President Obama said in Madison yesterday that America is stronger when everyone can count on health insurance, Social Security, and Medicare. And he told 20,000 of his supporters that the powerful interests backed by Republicans are counting on them to be so tired of the campaign that they’ll stay home tomorrow. The Democrat Obama told the crowd, quote, “Their bets on cynicism – well, Wisconsin, my bet’s on you.” Rock legend Bruce Springsteen sang four numbers as he introduced the president. And “The Boss” joked that Obama’s first debate with Republican Mitt Romney quote, “really freaked me out.” That was the debate that even his supporters said he lost because he wasn’t aggressive enough in challenging Romney – something he turned around in his last two debates. Meanwhile, in Virginia today, Romney said he could more to lift the nation out of the hard economic times that dominated Obama’s term. In Romney’s words, “This nation is going to begin to change for the better tomorrow.”

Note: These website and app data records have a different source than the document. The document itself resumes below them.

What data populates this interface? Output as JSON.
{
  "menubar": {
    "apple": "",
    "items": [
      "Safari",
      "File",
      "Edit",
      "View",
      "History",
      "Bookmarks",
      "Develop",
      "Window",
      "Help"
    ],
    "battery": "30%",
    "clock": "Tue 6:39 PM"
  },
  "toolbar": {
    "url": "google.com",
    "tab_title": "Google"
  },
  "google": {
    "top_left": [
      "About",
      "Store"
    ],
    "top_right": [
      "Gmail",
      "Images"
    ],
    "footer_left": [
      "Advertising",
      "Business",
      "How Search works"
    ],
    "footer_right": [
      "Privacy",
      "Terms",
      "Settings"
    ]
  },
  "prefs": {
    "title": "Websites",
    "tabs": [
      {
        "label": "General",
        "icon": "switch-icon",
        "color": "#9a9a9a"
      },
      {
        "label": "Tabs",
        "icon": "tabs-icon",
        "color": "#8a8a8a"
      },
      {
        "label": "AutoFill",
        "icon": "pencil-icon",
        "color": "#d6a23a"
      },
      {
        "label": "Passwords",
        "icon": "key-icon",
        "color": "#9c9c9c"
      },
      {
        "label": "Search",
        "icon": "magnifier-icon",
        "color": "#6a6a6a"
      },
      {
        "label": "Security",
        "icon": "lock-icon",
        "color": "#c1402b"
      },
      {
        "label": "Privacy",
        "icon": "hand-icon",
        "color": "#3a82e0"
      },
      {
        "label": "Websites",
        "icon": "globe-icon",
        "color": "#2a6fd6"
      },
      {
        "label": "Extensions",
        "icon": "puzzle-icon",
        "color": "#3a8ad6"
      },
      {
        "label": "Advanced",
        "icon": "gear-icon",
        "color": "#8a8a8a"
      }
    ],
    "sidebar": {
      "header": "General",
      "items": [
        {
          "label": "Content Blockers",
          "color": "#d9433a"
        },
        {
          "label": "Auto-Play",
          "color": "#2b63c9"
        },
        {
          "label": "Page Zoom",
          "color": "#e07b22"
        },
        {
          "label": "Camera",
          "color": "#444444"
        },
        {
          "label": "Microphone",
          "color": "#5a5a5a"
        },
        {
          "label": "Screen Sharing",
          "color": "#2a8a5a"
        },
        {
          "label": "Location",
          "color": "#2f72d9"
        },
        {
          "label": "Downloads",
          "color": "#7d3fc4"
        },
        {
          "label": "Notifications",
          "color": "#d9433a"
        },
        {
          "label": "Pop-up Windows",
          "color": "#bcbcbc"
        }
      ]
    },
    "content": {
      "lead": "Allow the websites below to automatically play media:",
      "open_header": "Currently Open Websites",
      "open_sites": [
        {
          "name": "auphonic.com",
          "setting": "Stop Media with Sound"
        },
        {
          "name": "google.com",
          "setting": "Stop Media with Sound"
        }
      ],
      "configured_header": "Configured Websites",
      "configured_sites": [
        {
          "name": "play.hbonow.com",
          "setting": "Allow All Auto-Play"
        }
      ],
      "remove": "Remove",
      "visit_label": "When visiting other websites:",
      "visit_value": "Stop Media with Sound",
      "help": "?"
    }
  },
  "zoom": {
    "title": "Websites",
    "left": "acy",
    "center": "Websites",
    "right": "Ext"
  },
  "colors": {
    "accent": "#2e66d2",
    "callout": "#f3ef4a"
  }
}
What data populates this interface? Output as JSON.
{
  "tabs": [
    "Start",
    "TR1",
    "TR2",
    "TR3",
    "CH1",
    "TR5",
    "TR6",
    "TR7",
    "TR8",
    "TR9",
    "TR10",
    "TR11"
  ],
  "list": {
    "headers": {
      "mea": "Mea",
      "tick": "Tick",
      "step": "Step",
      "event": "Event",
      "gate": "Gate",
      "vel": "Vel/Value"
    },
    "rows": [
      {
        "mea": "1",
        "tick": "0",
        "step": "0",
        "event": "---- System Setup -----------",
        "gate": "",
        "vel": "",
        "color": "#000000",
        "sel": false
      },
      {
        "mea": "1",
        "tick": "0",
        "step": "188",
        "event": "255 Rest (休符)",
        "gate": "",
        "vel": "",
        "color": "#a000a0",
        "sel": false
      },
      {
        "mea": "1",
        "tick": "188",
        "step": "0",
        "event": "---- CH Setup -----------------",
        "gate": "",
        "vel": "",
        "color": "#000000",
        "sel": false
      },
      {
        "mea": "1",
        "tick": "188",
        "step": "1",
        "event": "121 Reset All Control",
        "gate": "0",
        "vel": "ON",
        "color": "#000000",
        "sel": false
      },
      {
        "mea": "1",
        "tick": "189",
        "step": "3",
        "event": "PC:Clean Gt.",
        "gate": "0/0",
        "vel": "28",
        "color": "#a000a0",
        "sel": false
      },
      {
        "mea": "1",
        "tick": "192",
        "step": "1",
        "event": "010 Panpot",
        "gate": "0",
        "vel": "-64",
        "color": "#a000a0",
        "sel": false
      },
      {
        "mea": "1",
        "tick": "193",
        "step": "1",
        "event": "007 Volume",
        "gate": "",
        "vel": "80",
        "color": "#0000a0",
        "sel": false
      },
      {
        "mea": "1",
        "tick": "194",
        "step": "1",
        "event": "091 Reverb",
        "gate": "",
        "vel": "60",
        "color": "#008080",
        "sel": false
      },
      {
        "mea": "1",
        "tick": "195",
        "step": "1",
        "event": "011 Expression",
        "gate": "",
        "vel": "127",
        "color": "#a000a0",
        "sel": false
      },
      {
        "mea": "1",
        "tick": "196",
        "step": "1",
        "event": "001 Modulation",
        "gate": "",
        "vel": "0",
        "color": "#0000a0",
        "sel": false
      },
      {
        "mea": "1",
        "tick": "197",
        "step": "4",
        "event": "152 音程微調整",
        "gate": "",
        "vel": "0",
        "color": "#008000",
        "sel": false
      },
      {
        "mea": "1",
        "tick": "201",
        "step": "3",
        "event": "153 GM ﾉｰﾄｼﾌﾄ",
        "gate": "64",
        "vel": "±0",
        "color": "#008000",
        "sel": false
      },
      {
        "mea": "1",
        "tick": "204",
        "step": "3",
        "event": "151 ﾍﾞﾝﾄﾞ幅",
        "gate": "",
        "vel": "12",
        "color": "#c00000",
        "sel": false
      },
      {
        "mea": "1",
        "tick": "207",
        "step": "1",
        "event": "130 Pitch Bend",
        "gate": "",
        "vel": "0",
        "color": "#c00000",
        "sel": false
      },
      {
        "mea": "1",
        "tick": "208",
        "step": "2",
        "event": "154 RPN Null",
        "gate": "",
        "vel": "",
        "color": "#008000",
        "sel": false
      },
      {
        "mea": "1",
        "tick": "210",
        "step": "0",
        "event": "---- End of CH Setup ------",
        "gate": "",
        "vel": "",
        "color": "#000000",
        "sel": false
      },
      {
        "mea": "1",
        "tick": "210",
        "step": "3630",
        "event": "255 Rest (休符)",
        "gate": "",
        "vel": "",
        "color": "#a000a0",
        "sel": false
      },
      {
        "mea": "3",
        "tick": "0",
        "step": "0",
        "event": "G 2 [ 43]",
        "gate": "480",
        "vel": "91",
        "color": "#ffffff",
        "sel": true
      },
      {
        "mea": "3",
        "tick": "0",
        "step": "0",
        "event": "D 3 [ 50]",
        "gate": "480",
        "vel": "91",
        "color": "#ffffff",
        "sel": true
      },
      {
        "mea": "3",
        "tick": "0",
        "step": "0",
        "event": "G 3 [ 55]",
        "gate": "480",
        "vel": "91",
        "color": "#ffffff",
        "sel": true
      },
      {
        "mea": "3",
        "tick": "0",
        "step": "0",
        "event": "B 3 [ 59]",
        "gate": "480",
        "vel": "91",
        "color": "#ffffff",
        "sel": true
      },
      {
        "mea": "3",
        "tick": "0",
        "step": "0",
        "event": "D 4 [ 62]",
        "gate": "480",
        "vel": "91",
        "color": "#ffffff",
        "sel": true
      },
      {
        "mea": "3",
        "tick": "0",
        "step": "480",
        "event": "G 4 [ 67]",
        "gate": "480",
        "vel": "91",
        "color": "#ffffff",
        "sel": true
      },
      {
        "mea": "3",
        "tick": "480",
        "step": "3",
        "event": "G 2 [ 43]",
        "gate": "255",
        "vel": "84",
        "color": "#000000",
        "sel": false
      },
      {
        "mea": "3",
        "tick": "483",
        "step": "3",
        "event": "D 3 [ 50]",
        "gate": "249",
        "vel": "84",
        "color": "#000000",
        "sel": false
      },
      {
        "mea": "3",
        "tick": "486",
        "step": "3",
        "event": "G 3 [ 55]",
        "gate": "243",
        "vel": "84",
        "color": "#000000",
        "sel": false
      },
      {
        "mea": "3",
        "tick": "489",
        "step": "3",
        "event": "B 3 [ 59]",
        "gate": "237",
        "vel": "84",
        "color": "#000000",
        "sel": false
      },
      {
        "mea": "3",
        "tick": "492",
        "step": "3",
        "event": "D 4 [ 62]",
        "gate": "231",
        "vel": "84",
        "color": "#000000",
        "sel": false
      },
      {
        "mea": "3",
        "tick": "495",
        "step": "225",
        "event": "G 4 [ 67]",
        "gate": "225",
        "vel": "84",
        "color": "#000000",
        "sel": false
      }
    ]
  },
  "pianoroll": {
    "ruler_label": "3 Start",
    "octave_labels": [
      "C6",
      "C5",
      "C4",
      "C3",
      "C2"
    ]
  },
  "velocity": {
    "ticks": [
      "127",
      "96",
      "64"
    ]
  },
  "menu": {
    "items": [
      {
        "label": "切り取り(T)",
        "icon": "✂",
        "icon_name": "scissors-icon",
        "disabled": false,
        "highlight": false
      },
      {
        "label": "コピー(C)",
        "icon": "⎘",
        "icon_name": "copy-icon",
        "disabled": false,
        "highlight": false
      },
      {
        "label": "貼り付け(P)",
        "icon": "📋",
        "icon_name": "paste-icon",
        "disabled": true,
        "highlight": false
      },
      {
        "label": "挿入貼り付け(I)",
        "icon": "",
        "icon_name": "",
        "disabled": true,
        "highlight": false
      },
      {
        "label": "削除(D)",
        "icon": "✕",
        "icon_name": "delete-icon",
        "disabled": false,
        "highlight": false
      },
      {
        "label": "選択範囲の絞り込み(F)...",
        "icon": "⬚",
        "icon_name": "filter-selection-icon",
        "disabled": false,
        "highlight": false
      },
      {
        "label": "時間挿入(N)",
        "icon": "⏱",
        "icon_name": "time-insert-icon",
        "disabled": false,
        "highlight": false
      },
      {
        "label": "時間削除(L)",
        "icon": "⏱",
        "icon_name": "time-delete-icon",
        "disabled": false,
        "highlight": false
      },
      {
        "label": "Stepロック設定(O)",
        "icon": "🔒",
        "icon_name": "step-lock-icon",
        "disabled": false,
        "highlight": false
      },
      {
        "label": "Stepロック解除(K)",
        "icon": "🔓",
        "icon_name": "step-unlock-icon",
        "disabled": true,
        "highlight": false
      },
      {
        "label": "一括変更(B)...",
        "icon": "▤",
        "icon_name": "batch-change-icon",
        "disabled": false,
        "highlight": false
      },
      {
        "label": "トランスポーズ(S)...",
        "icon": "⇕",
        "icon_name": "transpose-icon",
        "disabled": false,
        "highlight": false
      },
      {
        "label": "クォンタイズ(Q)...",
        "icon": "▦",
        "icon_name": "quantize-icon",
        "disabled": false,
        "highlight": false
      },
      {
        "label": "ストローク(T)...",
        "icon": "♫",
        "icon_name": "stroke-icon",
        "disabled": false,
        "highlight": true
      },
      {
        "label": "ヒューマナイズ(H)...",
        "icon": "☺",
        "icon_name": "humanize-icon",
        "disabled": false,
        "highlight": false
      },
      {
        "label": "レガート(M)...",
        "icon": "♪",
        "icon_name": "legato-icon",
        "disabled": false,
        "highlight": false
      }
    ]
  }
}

Election Day could be a snowy day in the northern half of Wisconsin. The National Weather Service says grassy areas could get about an inch, in what would be the first measurable snow of the season. Southern Wisconsin expects mostly rain – but even Milwaukee has a little light snow in its forecast for this morning. If you’re wondering who benefits, it’s apparently the Republicans. According to a poll by the Weather Channel in August, 35-percent of undecided Americans said bad weather could keep them from voting – while 27-percent of Democrats and only 20-percent of Republicans felt that way. It might be a little different in Wisconsin, though, where people take pride in not letting a little snow stop them. UW-Milwaukee analyst and former state senator Mordecai Lee says senior citizens would quote, “vote in a hurricane, even if there was only a dog-catcher on the ballot.” But Marquette University professor John McAdams says any Election Day weather effect is dampened by the 20-percent of state residents who vote early. A Marquette Law School poll from last week showed that Democrats got the majority of early votes in both the presidential and U.S. Senate races in Wisconsin. By the way, the rain-and-snow are supposed to end when the confetti runs out at tonight’s election parties. Clear skies are predicted on the day after the elections, with highs in the 30’s-and-40’s.